When I moved to Portland last February, I was convinced that was all about to change. (Is it my fault burritos are so much easier to talk to?
This would be the time and place in my life when I could date freely and successfully. ) Now I find myself back at the crux of perpetual singledom.
In an attempt to find out, I surveyed a wide variety of Portland friends, coworkers, comedians, and storytellers.
These people represent a slice of the diverse sexualities and relationship statuses of our city.
In short, if we take you on as a client, we guarantee you will go out on dates!
Let's say you met an over-educated, underemployed, thirty-something man who seemed incapable of holding down a relationship, and who was known to date up to half-a-dozen women at a time after meeting them online.
I've finally started to wonder if it's because my life is some sort of Never Been Kissed parody or if the fault lies with the city itself.
Maybe Portland isn't the dating mecca I dreamed it would be.
And other than quotes from the executives of a few assorted matchmaking sites, whose insights boil down to admissions that their products aren't designed to foster long-term relationships, his story makes up the bulk of the piece.
The things is, there are much, much bigger social forces at work in this country that could explain Jacob's love life than the irresistible charms of a well-curated profile.

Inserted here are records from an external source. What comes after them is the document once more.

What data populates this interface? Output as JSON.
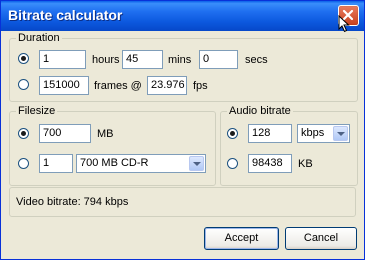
{
  "window": {
    "title": "Bitrate calculator"
  },
  "duration": {
    "legend": "Duration",
    "hours_value": "1",
    "hours_label": "hours",
    "mins_value": "45",
    "mins_label": "mins",
    "secs_value": "0",
    "secs_label": "secs",
    "frames_value": "151000",
    "frames_label": "frames @",
    "fps_value": "23.976",
    "fps_label": "fps",
    "time_radio_selected": true
  },
  "filesize": {
    "legend": "Filesize",
    "mb_value": "700",
    "mb_label": "MB",
    "count_value": "1",
    "media_option": "700 MB CD-R",
    "mb_radio_selected": true
  },
  "audio": {
    "legend": "Audio bitrate",
    "bitrate_value": "128",
    "unit_option": "kbps",
    "kb_value": "98438",
    "kb_label": "KB",
    "bitrate_radio_selected": true
  },
  "result": {
    "text": "Video bitrate: 794 kbps"
  },
  "buttons": {
    "accept": "Accept",
    "cancel": "Cancel"
  },
  "icons": {
    "close": "close-icon",
    "cursor": "mouse-cursor-icon",
    "dropdown": "chevron-down-icon"
  }
}
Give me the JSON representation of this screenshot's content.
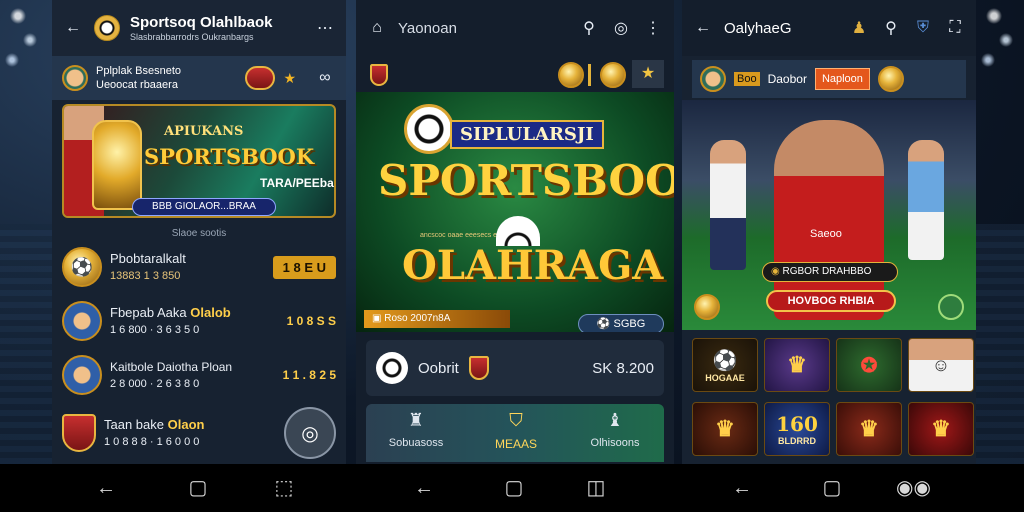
{
  "panel1": {
    "title": "Sportsoq Olahlbaok",
    "subtitle": "Slasbrabbarrodrs Oukranbargs",
    "menu_icon": "more-horizontal-icon",
    "account": {
      "line1": "Pplplak Bsesneto",
      "line2": "Ueoocat rbaaera"
    },
    "banner": {
      "top": "APIUKANS",
      "main": "SPORTSBOOK",
      "side": "TARA/PEEbaik",
      "button": "BBB GIOLAOR...BRAA"
    },
    "section_label": "Slaoe sootis",
    "matches": [
      {
        "name": "Pbobtaralkalt",
        "odds": "13883  1 3 850",
        "button": "1 8 E U"
      },
      {
        "name": "Fbepab Aaka",
        "tag": "Olalob",
        "odds": "1 6 800 · 3 6 3 5 0",
        "value": "1 0 8 S S"
      },
      {
        "name": "Kaitbole Daiotha Ploan",
        "odds": "2 8 000 · 2 6 3 8 0",
        "value": "1 1 . 8 2 5"
      },
      {
        "name": "Taan bake",
        "tag": "Olaon",
        "odds": "1 0 8 8 8 · 1 6 0 0 0"
      }
    ]
  },
  "panel2": {
    "title": "Yaonoan",
    "hero": {
      "top": "SIPLULARSJI",
      "main": "SPORTSBOOK",
      "bottom": "OLAHRAGA",
      "strip": "ancscoc oaae  eeesecs  esoebe  sesmn"
    },
    "promo": "Roso 2007n8A",
    "score": "SGBG",
    "match": {
      "name": "Oobrit",
      "value": "SK 8.200"
    },
    "tabs": [
      {
        "label": "Sobuasoss"
      },
      {
        "label": "MEAAS"
      },
      {
        "label": "Olhisoons"
      }
    ]
  },
  "panel3": {
    "title": "OalyhaeG",
    "user": {
      "badge": "Boo",
      "name": "Daobor",
      "button": "Naploon"
    },
    "hero": {
      "info": "RGBOR DRAHBBO",
      "button": "HOVBOG RHBIA",
      "player_badge": "Saeoo"
    },
    "games": [
      {
        "label": "HOGAAE"
      },
      {
        "label": ""
      },
      {
        "label": ""
      },
      {
        "label": ""
      },
      {
        "label": ""
      },
      {
        "label": "BLDRRD"
      },
      {
        "label": ""
      },
      {
        "label": ""
      }
    ],
    "game_center": "160"
  },
  "colors": {
    "accent": "#e4b33a",
    "panel": "#172231",
    "nav": "#000000",
    "tab_green": "#1f6b4a"
  }
}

If you're over a certain age, you're usually between old school and new school when it comes to online dating.
Some of you communicate on social media platforms such as Facebook and Instagram for connecting.
Take, for instance, the enormous shortage of college educated men in Portland, Jacob's hometown.